Research into initial teacher education has come to prominence in recent years, with governments and international organisations advocating reforms in teacher education to serve the needs of a ‘knowledge economy’. In this context, educational research plays a central, albeit controversial, role. On the one hand governmental focus on increasing global economic competitiveness frames the discourse of teacher education within agendas of scientific rationality and the search for ‘what works’ in education; on the other hand, teachers working on the ground are confronted with a plethora of multiple, and sometimes contrasting, interests and needs. Drawing on the experience of an ongoing Scottish Government funded project in initial teacher education in Scotland, this paper examines the tripartite tensions created by differing perspectives and rationales with respect to teacher education: policy, research and practice. Juxtaposed against recent thinking with regard to complexity theories the paper goes on to reflect on what we see as the changing attributes of practice-relevant and ethically grounded research for education.

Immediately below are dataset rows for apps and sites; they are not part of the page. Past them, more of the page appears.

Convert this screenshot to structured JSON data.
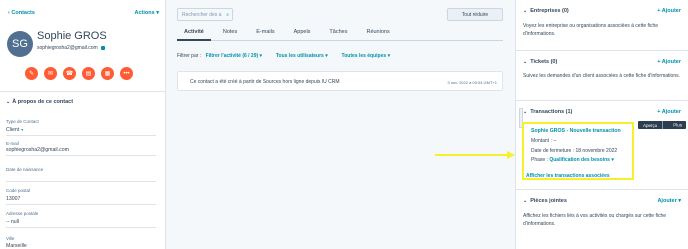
{
  "contact": {
    "back_label": "Contacts",
    "actions_label": "Actions",
    "initials": "SG",
    "name": "Sophie GROS",
    "email": "sophiegrosha2@gmail.com",
    "action_icons": [
      "note-icon",
      "email-icon",
      "call-icon",
      "task-icon",
      "meeting-icon",
      "more-icon"
    ]
  },
  "about": {
    "title": "À propos de ce contact",
    "fields": [
      {
        "label": "Type de Contact",
        "value": "Client",
        "dropdown": true
      },
      {
        "label": "E-mail",
        "value": "sophiegrosha2@gmail.com",
        "dropdown": false
      },
      {
        "label": "Date de naissance",
        "value": "",
        "dropdown": false
      },
      {
        "label": "Code postal",
        "value": "13007",
        "dropdown": false
      },
      {
        "label": "Adresse postale",
        "value": "-- null",
        "dropdown": false
      },
      {
        "label": "Ville",
        "value": "Marseille",
        "dropdown": false
      }
    ]
  },
  "middle": {
    "search_placeholder": "Rechercher des a",
    "collapse_label": "Tout réduire",
    "tabs": [
      "Activité",
      "Notes",
      "E-mails",
      "Appels",
      "Tâches",
      "Réunions"
    ],
    "active_tab": 0,
    "filter_label": "Filtrer par :",
    "filter_activity": "Filtrer l'activité (6 / 29)",
    "filter_users": "Tous les utilisateurs",
    "filter_teams": "Toutes les équipes",
    "activity_text": "Ce contact a été créé à partir de Sources hors ligne depuis IU CRM",
    "activity_date": "3 nov. 2022 à 09:04 GMT+1"
  },
  "right": {
    "companies_title": "Entreprises (0)",
    "companies_desc": "Voyez les entreprise ou organisations associées à cette fiche d'informations.",
    "tickets_title": "Tickets (0)",
    "tickets_desc": "Suivez les demandes d'un client associées à cette fiche d'informations.",
    "deals_title": "Transactions (1)",
    "add_label": "+ Ajouter",
    "preview_label": "Aperçu",
    "more_label": "Plus",
    "deal": {
      "name": "Sophie GROS - Nouvelle transaction",
      "amount": "Montant : --",
      "close_date": "Date de fermeture : 18 novembre 2022",
      "phase_label": "Phase :",
      "phase_value": "Qualification des besoins"
    },
    "show_deals": "Afficher les transactions associées",
    "attachments_title": "Pièces jointes",
    "attachments_add": "Ajouter",
    "attachments_desc": "Affichez les fichiers liés à vos activités ou chargés sur cette fiche d'informations."
  },
  "colors": {
    "accent": "#0091ae",
    "action_orange": "#ff5c35",
    "highlight": "#f5f02a"
  }
}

- initial teacher education, multiple perspectives, complexity , dialogue